- What is a joint mortgage?
- A joint mortgage is a type of home loan taken out by two or more people who are jointly responsible for repaying the debt. Each person on the mortgage is considered a co-borrower and has equal responsibility for making payments.
- Who can apply for a joint mortgage?
- Anyone can apply for a joint mortgage, as long as they meet the lender’s eligibility requirements. Typically, lenders will consider factors such as income, credit history, and debt-to-income ratio when deciding whether to approve a joint mortgage application.
- What are the benefits of a joint mortgage?
- One of the main benefits of a joint mortgage is that it allows you to pool your resources with another person, which can make it easier to qualify for a larger loan amount. Additionally, each borrower on the mortgage is equally responsible for making payments, which can help distribute the financial burden.
- What are the risks of a joint mortgage?
- The main risk of a joint mortgage is that all co-borrowers are equally responsible for repaying the debt.

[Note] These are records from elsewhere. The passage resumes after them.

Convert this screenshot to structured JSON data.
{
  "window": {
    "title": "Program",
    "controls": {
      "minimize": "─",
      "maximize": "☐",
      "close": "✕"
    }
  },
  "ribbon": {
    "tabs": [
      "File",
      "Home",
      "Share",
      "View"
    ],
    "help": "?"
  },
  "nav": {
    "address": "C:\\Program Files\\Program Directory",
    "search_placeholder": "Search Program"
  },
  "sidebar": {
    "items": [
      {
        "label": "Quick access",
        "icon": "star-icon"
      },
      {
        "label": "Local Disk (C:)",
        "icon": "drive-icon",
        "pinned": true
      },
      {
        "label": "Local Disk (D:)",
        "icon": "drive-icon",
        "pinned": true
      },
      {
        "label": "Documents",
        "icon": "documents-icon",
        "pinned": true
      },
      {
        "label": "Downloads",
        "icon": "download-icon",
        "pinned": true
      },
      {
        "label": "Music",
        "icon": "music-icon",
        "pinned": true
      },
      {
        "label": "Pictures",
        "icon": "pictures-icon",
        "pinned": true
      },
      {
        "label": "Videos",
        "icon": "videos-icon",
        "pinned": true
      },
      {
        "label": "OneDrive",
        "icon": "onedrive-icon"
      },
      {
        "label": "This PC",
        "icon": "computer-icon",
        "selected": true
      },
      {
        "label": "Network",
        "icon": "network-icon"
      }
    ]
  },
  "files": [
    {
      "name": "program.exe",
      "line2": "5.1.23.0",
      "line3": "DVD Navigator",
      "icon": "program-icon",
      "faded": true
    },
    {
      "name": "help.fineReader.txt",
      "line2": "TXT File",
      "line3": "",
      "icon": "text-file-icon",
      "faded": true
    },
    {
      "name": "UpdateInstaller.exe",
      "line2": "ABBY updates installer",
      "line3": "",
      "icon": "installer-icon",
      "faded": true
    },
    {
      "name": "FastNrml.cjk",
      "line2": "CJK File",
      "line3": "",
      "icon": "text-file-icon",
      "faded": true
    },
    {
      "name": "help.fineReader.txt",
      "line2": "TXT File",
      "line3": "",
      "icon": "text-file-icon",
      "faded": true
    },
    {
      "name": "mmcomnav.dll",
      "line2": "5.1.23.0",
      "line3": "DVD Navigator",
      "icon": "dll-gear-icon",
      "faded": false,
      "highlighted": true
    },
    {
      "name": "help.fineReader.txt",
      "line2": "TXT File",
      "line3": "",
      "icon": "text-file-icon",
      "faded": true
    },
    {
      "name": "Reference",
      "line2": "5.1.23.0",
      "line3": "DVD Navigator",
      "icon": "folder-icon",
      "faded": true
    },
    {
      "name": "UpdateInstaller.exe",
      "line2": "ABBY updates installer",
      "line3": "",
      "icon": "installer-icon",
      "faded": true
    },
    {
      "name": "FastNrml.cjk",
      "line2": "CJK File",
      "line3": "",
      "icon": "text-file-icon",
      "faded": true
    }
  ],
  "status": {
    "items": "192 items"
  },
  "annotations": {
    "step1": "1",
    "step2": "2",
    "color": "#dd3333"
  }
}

This means that if one borrower defaults on their payments, the other borrowers will be held liable for the entire loan amount. Additionally, if one borrower wants to sell their share of the property, they may need the consent of the other borrowers, which can complicate matters.
- Can you remove someone from a joint mortgage?
- It is possible to remove someone from a joint mortgage, but it can be a complicated process. Typically, the remaining borrowers will need to refinance the loan in order to remove the other person’s name from the mortgage. This can be difficult if the remaining borrowers do not meet the lender’s eligibility requirements.
- What happens to a joint mortgage if one person dies?
- If one person on a joint mortgage dies, the other borrower(s) will still be responsible for repaying the debt. In some cases, the remaining borrower(s) may need to refinance the loan in order to assume full responsibility for the mortgage.